- Pre-Flashpoint, a supporting character named Keith received this treatment. This wouldn't be so strange except that they'd developed the character to the point where he was actually adopted by Perry White.
- In the Bronze Age, Marv Wolfman created a team called the Forgotten Heroes, whose members were old Silver Age characters that hadn't appeared in years, like Cave Carson, Rip Hunter, Dolphin, and Animal Man. Animal Man has become a more prominent character since then, but the others are still pretty obscure even today.
- Crystar Crystal Warrior: Crystar and his supporting cast on planet Crystalium haven't been seen since their 1980's series. Despite having been part of a toy tie-in, Marvel owns all rights to the characters and could bring them back at any time.
- The Powerpuff Girls saw its final comic book appearance under DC Comics in July of 2009 in issue #59 of Cartoon Network Block Party (its final issue as a singular title was issue #70 in January 2007). IDW revived it in September 2013.
- The Unbelievable Gwenpool has No Fourth Wall which leads to End-of-Series Awareness when her ongoing is about to be cancelled. So, not only is she aware of her own demise, she knows her entire supporting cast will disappear as well. And even if another writer decides to use them in the future, he will twist their personalities to fit whatever story he has in mind.
- The Marvel MAX universe tends to be Darker and Edgier, but its flagship title The Punisher MAX doesn't feature a single Marvel hero despite it being the same Frank Castle from Marvel Knights who encountered (read: beat up) Spider-Man, Daredevil and Wolverine. This is likely due to Garth Ennis' well-established dislike of superheroes (he wrote the aforementioned Marvel Knights Punisher stories) and Frank dealing with real-world issues like drugs and sex trafficking. Eventually Nick Fury does show up, but his entire backstory isn't touched upon (he's been fighting since World War II and doesn't age, but nobody knows why).
- Boraq d'Sharaq from the Conan the Barbarian comics set out towards Comic Limbo after a storyline where he became a Human Popsicle.
- In the Supreme comics, Limbo is represented as an actual place in the first issue, with Supreme visiting the alternate dimension where characters end up when they're written out of continuity. Much later, there's a story arc in which a written-out villain escapes back into continuity.

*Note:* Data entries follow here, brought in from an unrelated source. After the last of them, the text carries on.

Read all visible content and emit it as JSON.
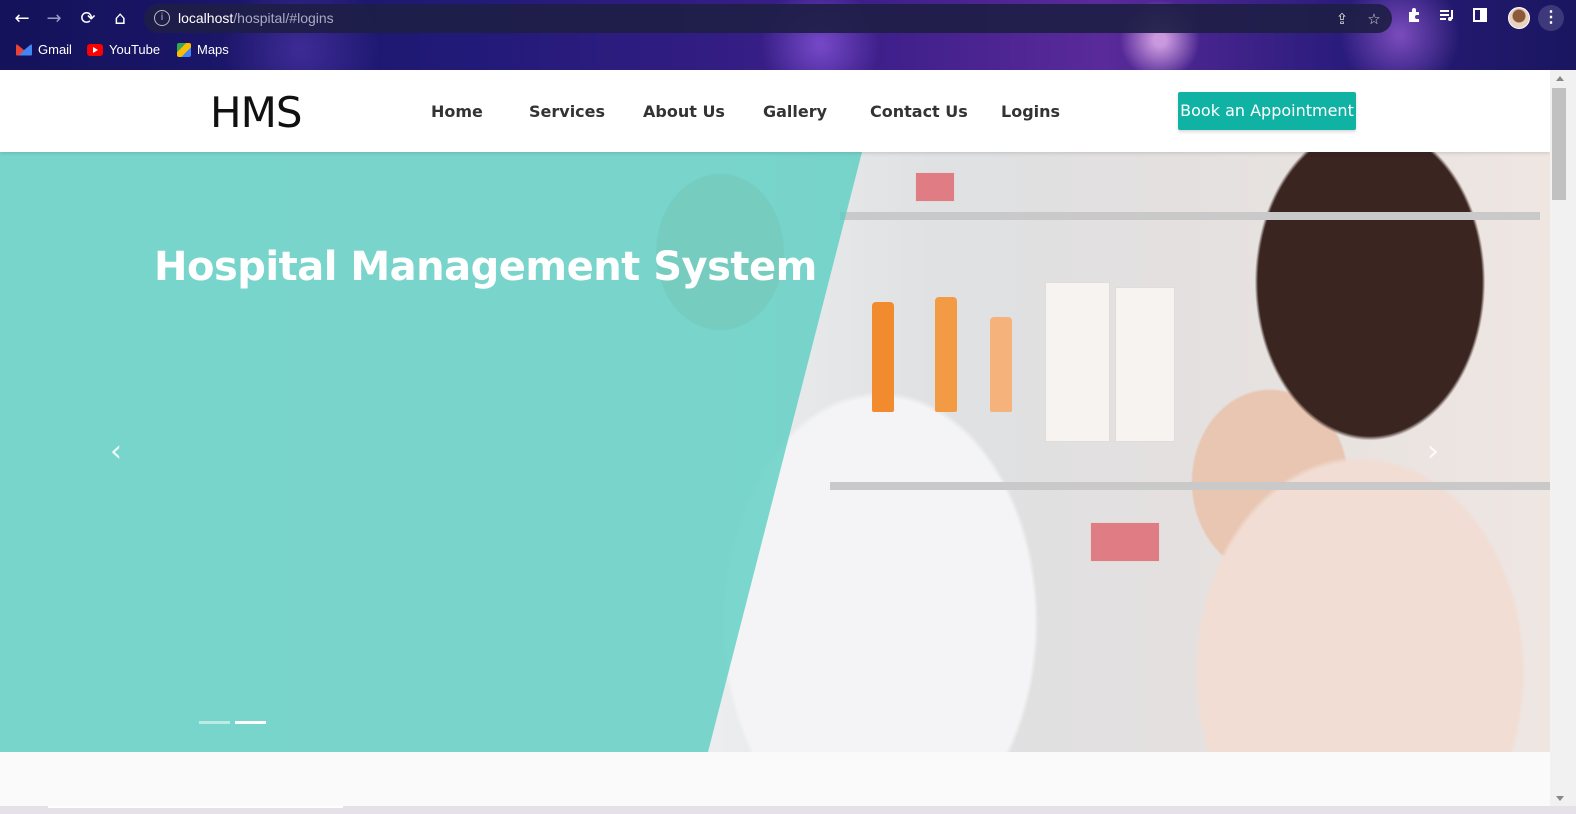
{
  "browser": {
    "url_host": "localhost",
    "url_path": "/hospital/#logins",
    "nav": {
      "back": "←",
      "forward": "→",
      "reload": "⟳",
      "home": "⌂"
    },
    "omnibox_icons": {
      "info": "i",
      "share": "⇪",
      "star": "☆"
    },
    "toolbar_icons": [
      "puzzle-icon",
      "media-icon",
      "sidebar-icon"
    ],
    "bookmarks": [
      {
        "label": "Gmail",
        "icon": "gmail-icon"
      },
      {
        "label": "YouTube",
        "icon": "youtube-icon"
      },
      {
        "label": "Maps",
        "icon": "maps-icon"
      }
    ],
    "menu": "⋮"
  },
  "site": {
    "logo": "HMS",
    "menu": [
      {
        "label": "Home"
      },
      {
        "label": "Services"
      },
      {
        "label": "About Us"
      },
      {
        "label": "Gallery"
      },
      {
        "label": "Contact Us"
      },
      {
        "label": "Logins"
      }
    ],
    "cta": "Book an Appointment",
    "accent_color": "#10b3a3"
  },
  "hero": {
    "title": "Hospital Management System",
    "prev": "‹",
    "next": "›",
    "slide_count": 2,
    "active_slide": 2,
    "overlay_color": "#58cec2"
  }
}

- Despite his eventual status as the heart of the League, Martian Manhunter was Put on a Bus in 1969 and only appeared sporadically until his return in the mid 1980's.
- Epic Mickey takes place in Wasteland, which is basically Walt Disney Cartoon Limbo.
- SNK used to have several fighting game series, but most have been apparently abandoned, the the only way some character from the older series ever return is through the The King of Fighters series - so there's official artwork of several near-forgotten characters in out-of-focus games waiting for their turn at a KoF return in a locker room◊, which is functionally SNK limbo. Some like Hwa Jai have managed to return from it though.
- Deep Fried briefly recruited Lyman, mainly known in his home-comic for being absent since the early days of the run, as a replacement for one of the main characters.
- Melonpool saw its title character visit an endless void inhabited by Calvin, Opus, and other characters from completed newspaper comics.
- In a dimension-hopping storyline in Real Life Comics, Greg and Tony end up in a blank room where forgotten characters sit around all day playing poker, including Greg's ex-girlfriend Lizzie (who asks if the author got tired of them too).